(Record set Opens)

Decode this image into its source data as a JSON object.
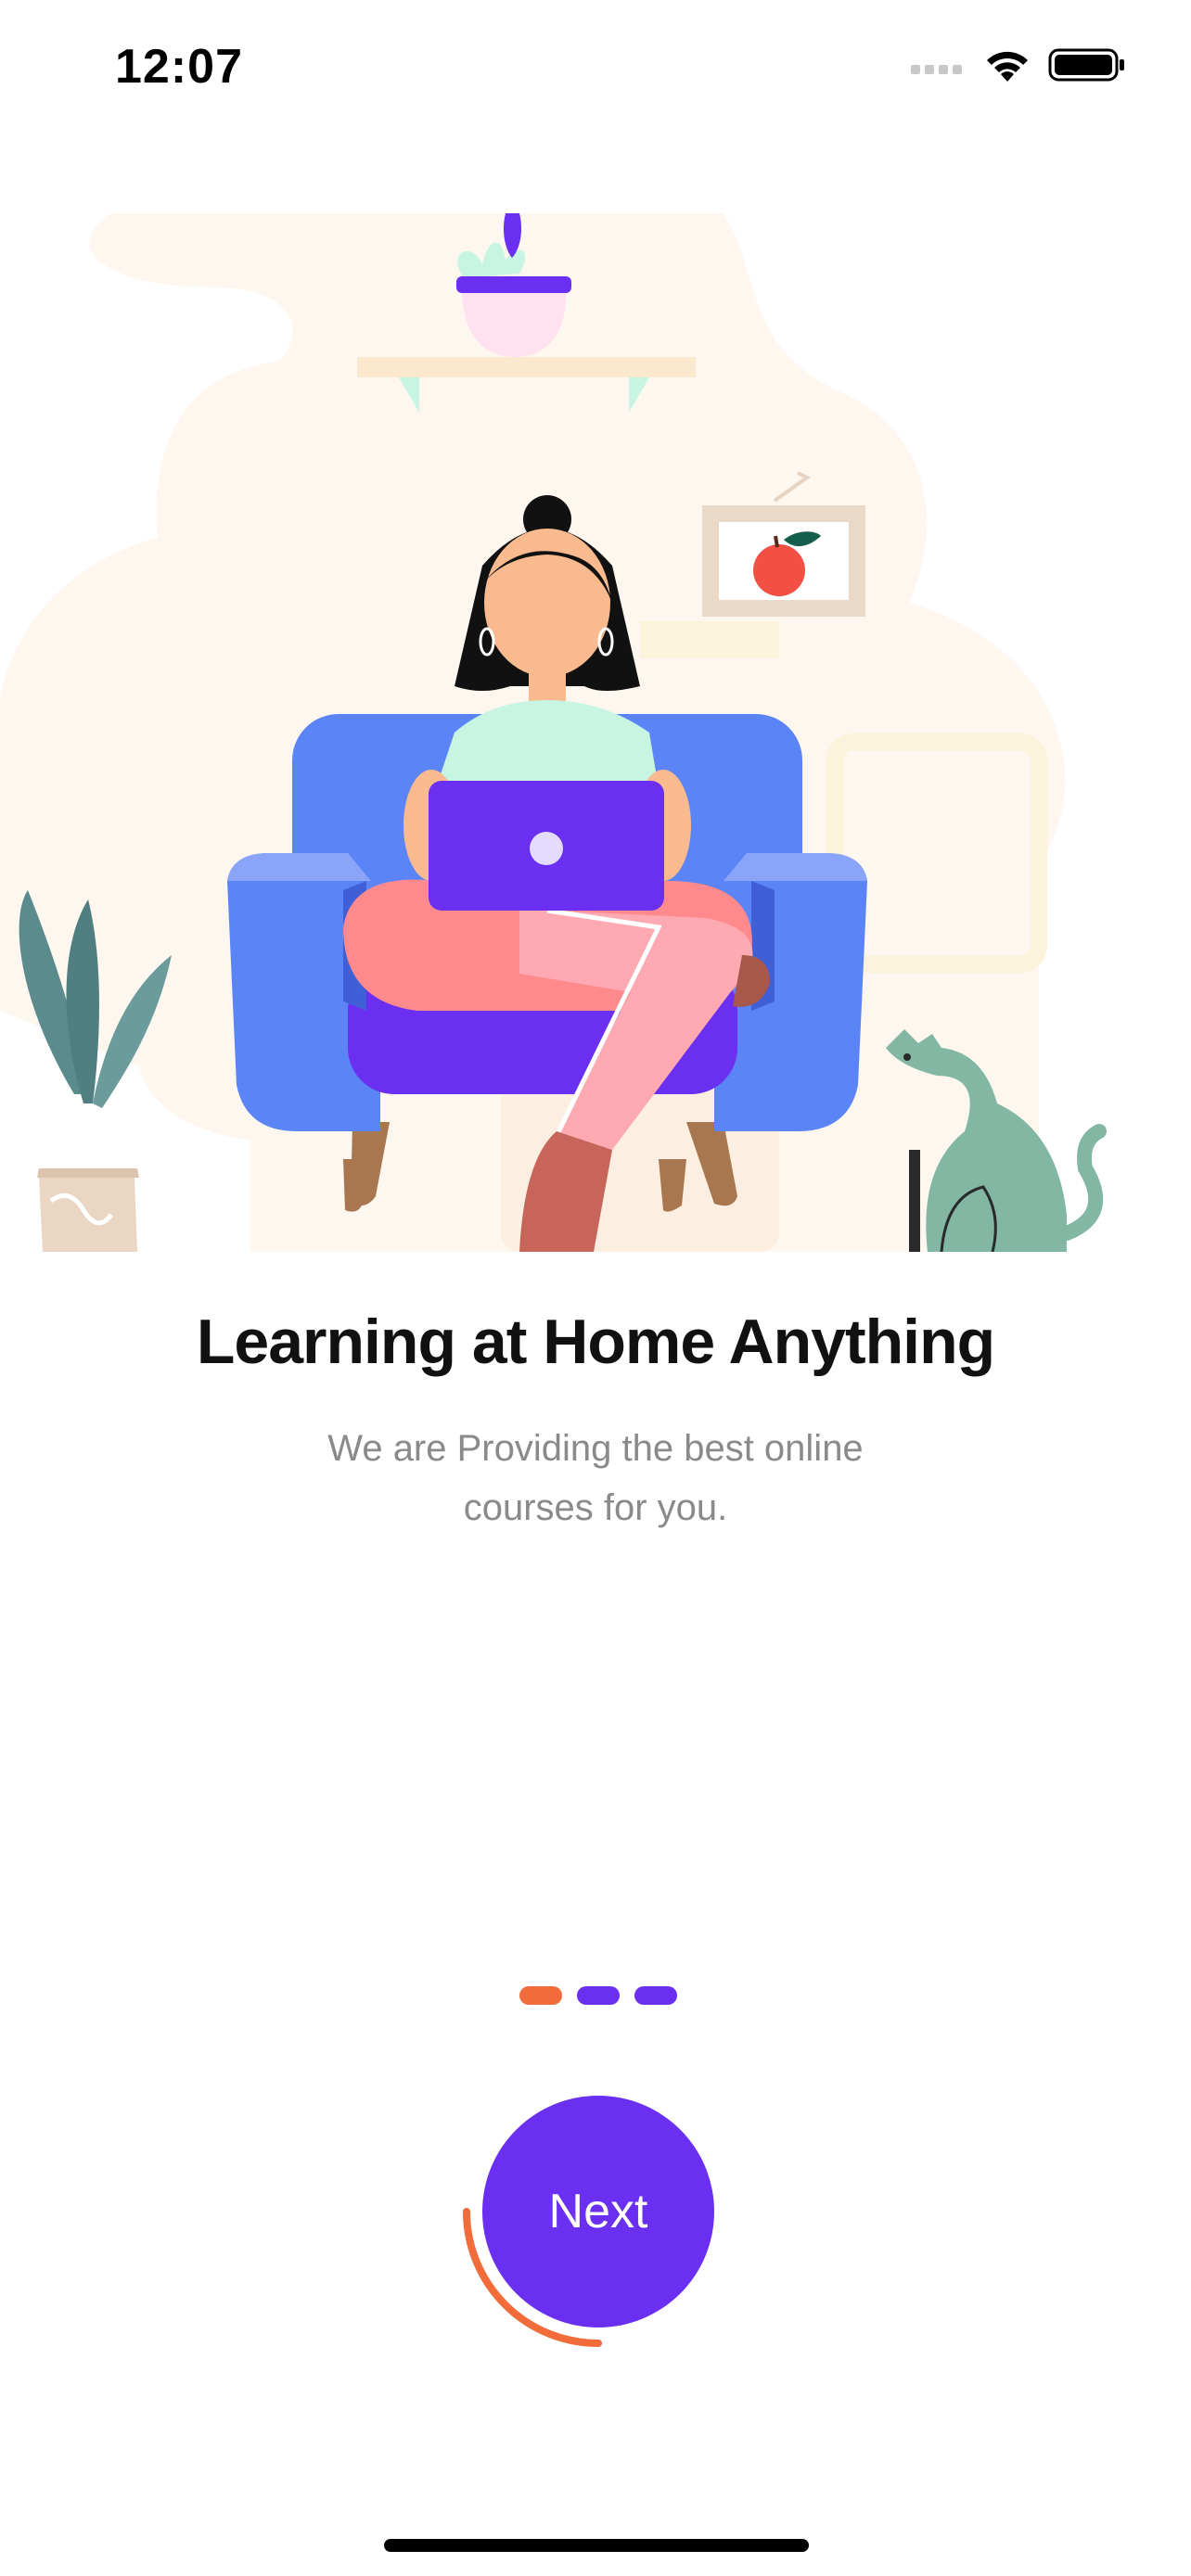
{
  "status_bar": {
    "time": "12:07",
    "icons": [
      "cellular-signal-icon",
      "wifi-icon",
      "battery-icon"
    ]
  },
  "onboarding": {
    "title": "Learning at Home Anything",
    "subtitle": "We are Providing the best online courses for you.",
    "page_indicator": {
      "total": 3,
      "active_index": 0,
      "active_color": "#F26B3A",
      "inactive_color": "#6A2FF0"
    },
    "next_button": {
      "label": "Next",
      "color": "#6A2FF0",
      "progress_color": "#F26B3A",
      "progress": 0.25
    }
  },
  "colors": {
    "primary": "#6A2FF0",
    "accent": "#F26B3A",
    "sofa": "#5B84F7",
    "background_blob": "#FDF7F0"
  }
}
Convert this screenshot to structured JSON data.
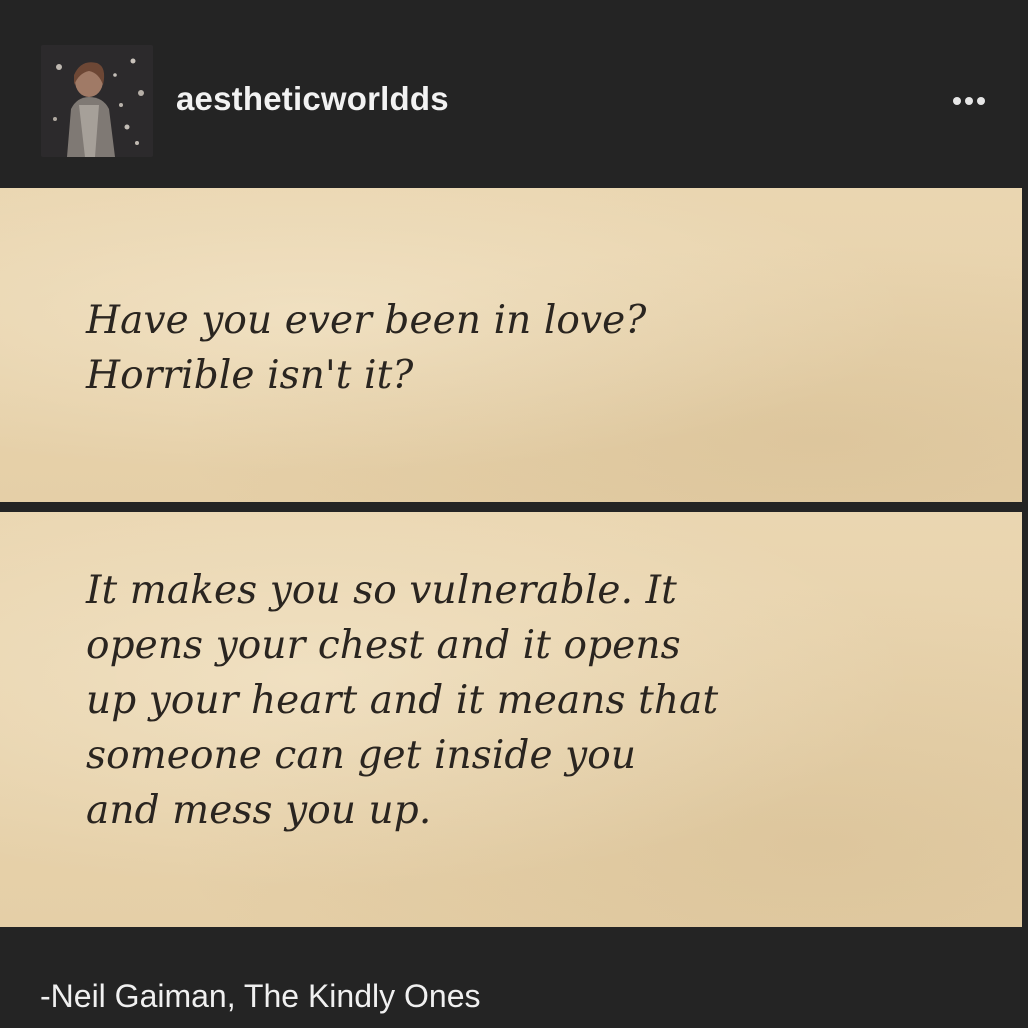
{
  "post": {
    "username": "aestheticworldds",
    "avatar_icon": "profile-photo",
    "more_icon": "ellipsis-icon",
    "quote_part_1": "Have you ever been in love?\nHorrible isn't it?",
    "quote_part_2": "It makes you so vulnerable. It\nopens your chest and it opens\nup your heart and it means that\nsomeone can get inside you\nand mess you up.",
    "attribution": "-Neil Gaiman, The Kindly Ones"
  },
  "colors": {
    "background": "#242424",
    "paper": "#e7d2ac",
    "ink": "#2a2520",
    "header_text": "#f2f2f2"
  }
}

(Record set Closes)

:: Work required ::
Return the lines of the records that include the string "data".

:: Solution to the problem ::
Decode this image into its source data as a JSON object.
Convert this screenshot to structured JSON data.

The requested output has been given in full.